### [Exercise goal]
All the data below goes into the copy word for word, but the pictures don't.

========================================

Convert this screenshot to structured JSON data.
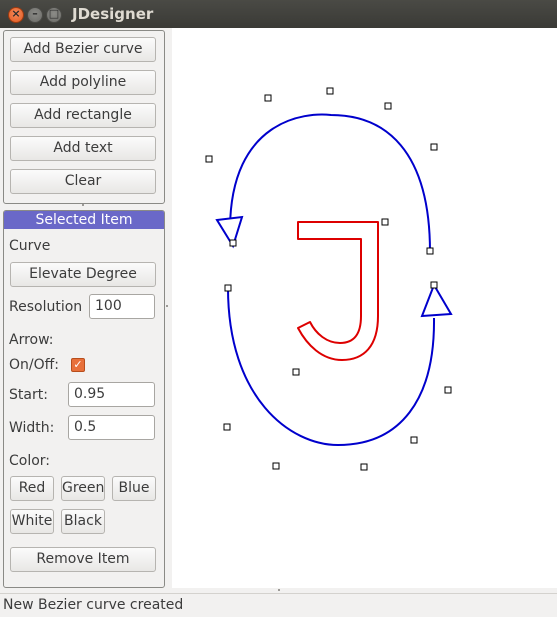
{
  "window": {
    "title": "JDesigner"
  },
  "toolbar": {
    "add_bezier": "Add Bezier curve",
    "add_polyline": "Add polyline",
    "add_rectangle": "Add rectangle",
    "add_text": "Add text",
    "clear": "Clear"
  },
  "selected": {
    "header": "Selected Item",
    "type_label": "Curve",
    "elevate_degree": "Elevate Degree",
    "resolution_label": "Resolution",
    "resolution_value": "100",
    "arrow_label": "Arrow:",
    "onoff_label": "On/Off:",
    "arrow_checked": true,
    "start_label": "Start:",
    "start_value": "0.95",
    "width_label": "Width:",
    "width_value": "0.5",
    "color_label": "Color:",
    "colors": {
      "red": "Red",
      "green": "Green",
      "blue": "Blue",
      "white": "White",
      "black": "Black"
    },
    "remove_item": "Remove Item"
  },
  "canvas": {
    "curve_color": "#0000cc",
    "letter_color": "#dd0000",
    "letter": "J"
  },
  "status": {
    "text": "New Bezier curve created"
  },
  "icons": {
    "close": "close-icon",
    "minimize": "minimize-icon",
    "maximize": "maximize-icon",
    "checkbox": "checkmark-icon"
  }
}
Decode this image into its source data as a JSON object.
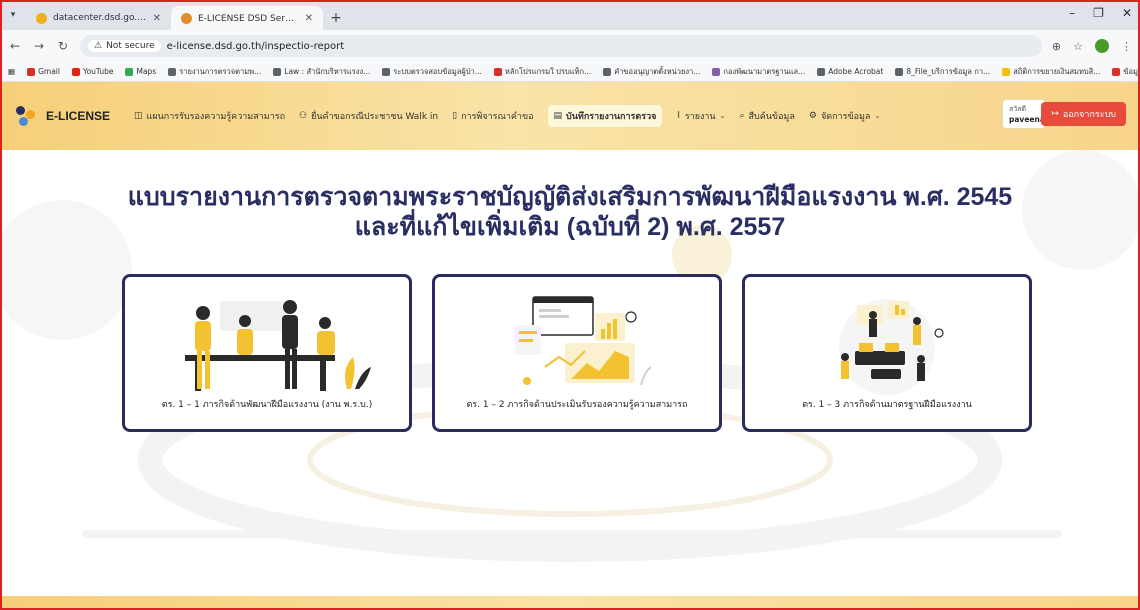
{
  "browser": {
    "tabs": [
      {
        "title": "datacenter.dsd.go.th |",
        "favicon_color": "#f2b01e",
        "active": false
      },
      {
        "title": "E-LICENSE DSD Service - ระบบใบ",
        "favicon_color": "#e58b2a",
        "active": true
      }
    ],
    "address": {
      "security_label": "Not secure",
      "url": "e-license.dsd.go.th/inspectio-report"
    },
    "bookmarks": [
      {
        "label": "Gmail",
        "color": "#d93025"
      },
      {
        "label": "YouTube",
        "color": "#e62117"
      },
      {
        "label": "Maps",
        "color": "#34a853"
      },
      {
        "label": "รายงานการตรวจตามพ...",
        "color": "#5f6368"
      },
      {
        "label": "Law : สำนักบริหารแรงง...",
        "color": "#5f6368"
      },
      {
        "label": "ระบบตรวจสอบข้อมูลผู้ป่า...",
        "color": "#5f6368"
      },
      {
        "label": "หลักโปรแกรมใ ปรบแท็ก...",
        "color": "#d93025"
      },
      {
        "label": "คำขออนุญาตตั้งหน่วยงา...",
        "color": "#5f6368"
      },
      {
        "label": "กองพัฒนามาตรฐานแล...",
        "color": "#7b5fa8"
      },
      {
        "label": "Adobe Acrobat",
        "color": "#5f6368"
      },
      {
        "label": "8_File_บริการข้อมูล กา...",
        "color": "#5f6368"
      },
      {
        "label": "สถิติการขยายเงินสมทบสิ...",
        "color": "#f2c100"
      },
      {
        "label": "ข้อมูลสำหรับผู้ประกอบ...",
        "color": "#d93025"
      }
    ]
  },
  "app": {
    "brand": "E-LICENSE",
    "menu": [
      {
        "label": "แผนการรับรองความรู้ความสามารถ",
        "icon": "book-icon",
        "active": false,
        "dropdown": false
      },
      {
        "label": "ยื่นคำขอกรณีประชาชน Walk in",
        "icon": "user-plus-icon",
        "active": false,
        "dropdown": false
      },
      {
        "label": "การพิจารณาคำขอ",
        "icon": "clipboard-icon",
        "active": false,
        "dropdown": false
      },
      {
        "label": "บันทึกรายงานการตรวจ",
        "icon": "document-icon",
        "active": true,
        "dropdown": false
      },
      {
        "label": "รายงาน",
        "icon": "chart-icon",
        "active": false,
        "dropdown": true
      },
      {
        "label": "สืบค้นข้อมูล",
        "icon": "search-icon",
        "active": false,
        "dropdown": false
      },
      {
        "label": "จัดการข้อมูล",
        "icon": "gear-icon",
        "active": false,
        "dropdown": true
      }
    ],
    "user": {
      "greeting": "สวัสดี",
      "name": "paveenat"
    },
    "logout_label": "ออกจากระบบ",
    "colors": {
      "nav": "#f6cf78",
      "heading": "#2a2f63",
      "card_border": "#2b2c5e",
      "logout": "#e84a3c",
      "accent": "#f2c230"
    }
  },
  "page": {
    "heading_line1": "แบบรายงานการตรวจตามพระราชบัญญัติส่งเสริมการพัฒนาฝีมือแรงงาน พ.ศ. 2545",
    "heading_line2": "และที่แก้ไขเพิ่มเติม (ฉบับที่ 2) พ.ศ. 2557",
    "cards": [
      {
        "label": "ตร. 1 – 1 ภารกิจด้านพัฒนาฝีมือแรงงาน (งาน พ.ร.บ.)",
        "illustration": "team-meeting-illustration"
      },
      {
        "label": "ตร. 1 – 2 ภารกิจด้านประเมินรับรองความรู้ความสามารถ",
        "illustration": "dashboard-analytics-illustration"
      },
      {
        "label": "ตร. 1 – 3 ภารกิจด้านมาตรฐานฝีมือแรงงาน",
        "illustration": "office-workers-illustration"
      }
    ]
  }
}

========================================

### [Exercise result]
Convert this screenshot to structured JSON data.
{
  "window": {
    "title": "JDesigner"
  },
  "toolbar": {
    "add_bezier": "Add Bezier curve",
    "add_polyline": "Add polyline",
    "add_rectangle": "Add rectangle",
    "add_text": "Add text",
    "clear": "Clear"
  },
  "selected": {
    "header": "Selected Item",
    "type_label": "Curve",
    "elevate_degree": "Elevate Degree",
    "resolution_label": "Resolution",
    "resolution_value": "100",
    "arrow_label": "Arrow:",
    "onoff_label": "On/Off:",
    "arrow_checked": true,
    "start_label": "Start:",
    "start_value": "0.95",
    "width_label": "Width:",
    "width_value": "0.5",
    "color_label": "Color:",
    "colors": {
      "red": "Red",
      "green": "Green",
      "blue": "Blue",
      "white": "White",
      "black": "Black"
    },
    "remove_item": "Remove Item"
  },
  "canvas": {
    "curve_color": "#0000cc",
    "letter_color": "#dd0000",
    "letter": "J"
  },
  "status": {
    "text": "New Bezier curve created"
  },
  "icons": {
    "close": "close-icon",
    "minimize": "minimize-icon",
    "maximize": "maximize-icon",
    "checkbox": "checkmark-icon"
  }
}
Decode this image into its source data as a JSON object.
{
  "browser": {
    "tabs": [
      {
        "title": "datacenter.dsd.go.th |",
        "favicon_color": "#f2b01e",
        "active": false
      },
      {
        "title": "E-LICENSE DSD Service - ระบบใบ",
        "favicon_color": "#e58b2a",
        "active": true
      }
    ],
    "address": {
      "security_label": "Not secure",
      "url": "e-license.dsd.go.th/inspectio-report"
    },
    "bookmarks": [
      {
        "label": "Gmail",
        "color": "#d93025"
      },
      {
        "label": "YouTube",
        "color": "#e62117"
      },
      {
        "label": "Maps",
        "color": "#34a853"
      },
      {
        "label": "รายงานการตรวจตามพ...",
        "color": "#5f6368"
      },
      {
        "label": "Law : สำนักบริหารแรงง...",
        "color": "#5f6368"
      },
      {
        "label": "ระบบตรวจสอบข้อมูลผู้ป่า...",
        "color": "#5f6368"
      },
      {
        "label": "หลักโปรแกรมใ ปรบแท็ก...",
        "color": "#d93025"
      },
      {
        "label": "คำขออนุญาตตั้งหน่วยงา...",
        "color": "#5f6368"
      },
      {
        "label": "กองพัฒนามาตรฐานแล...",
        "color": "#7b5fa8"
      },
      {
        "label": "Adobe Acrobat",
        "color": "#5f6368"
      },
      {
        "label": "8_File_บริการข้อมูล กา...",
        "color": "#5f6368"
      },
      {
        "label": "สถิติการขยายเงินสมทบสิ...",
        "color": "#f2c100"
      },
      {
        "label": "ข้อมูลสำหรับผู้ประกอบ...",
        "color": "#d93025"
      }
    ]
  },
  "app": {
    "brand": "E-LICENSE",
    "menu": [
      {
        "label": "แผนการรับรองความรู้ความสามารถ",
        "icon": "book-icon",
        "active": false,
        "dropdown": false
      },
      {
        "label": "ยื่นคำขอกรณีประชาชน Walk in",
        "icon": "user-plus-icon",
        "active": false,
        "dropdown": false
      },
      {
        "label": "การพิจารณาคำขอ",
        "icon": "clipboard-icon",
        "active": false,
        "dropdown": false
      },
      {
        "label": "บันทึกรายงานการตรวจ",
        "icon": "document-icon",
        "active": true,
        "dropdown": false
      },
      {
        "label": "รายงาน",
        "icon": "chart-icon",
        "active": false,
        "dropdown": true
      },
      {
        "label": "สืบค้นข้อมูล",
        "icon": "search-icon",
        "active": false,
        "dropdown": false
      },
      {
        "label": "จัดการข้อมูล",
        "icon": "gear-icon",
        "active": false,
        "dropdown": true
      }
    ],
    "user": {
      "greeting": "สวัสดี",
      "name": "paveenat"
    },
    "logout_label": "ออกจากระบบ",
    "colors": {
      "nav": "#f6cf78",
      "heading": "#2a2f63",
      "card_border": "#2b2c5e",
      "logout": "#e84a3c",
      "accent": "#f2c230"
    }
  },
  "page": {
    "heading_line1": "แบบรายงานการตรวจตามพระราชบัญญัติส่งเสริมการพัฒนาฝีมือแรงงาน พ.ศ. 2545",
    "heading_line2": "และที่แก้ไขเพิ่มเติม (ฉบับที่ 2) พ.ศ. 2557",
    "cards": [
      {
        "label": "ตร. 1 – 1 ภารกิจด้านพัฒนาฝีมือแรงงาน (งาน พ.ร.บ.)",
        "illustration": "team-meeting-illustration"
      },
      {
        "label": "ตร. 1 – 2 ภารกิจด้านประเมินรับรองความรู้ความสามารถ",
        "illustration": "dashboard-analytics-illustration"
      },
      {
        "label": "ตร. 1 – 3 ภารกิจด้านมาตรฐานฝีมือแรงงาน",
        "illustration": "office-workers-illustration"
      }
    ]
  }
}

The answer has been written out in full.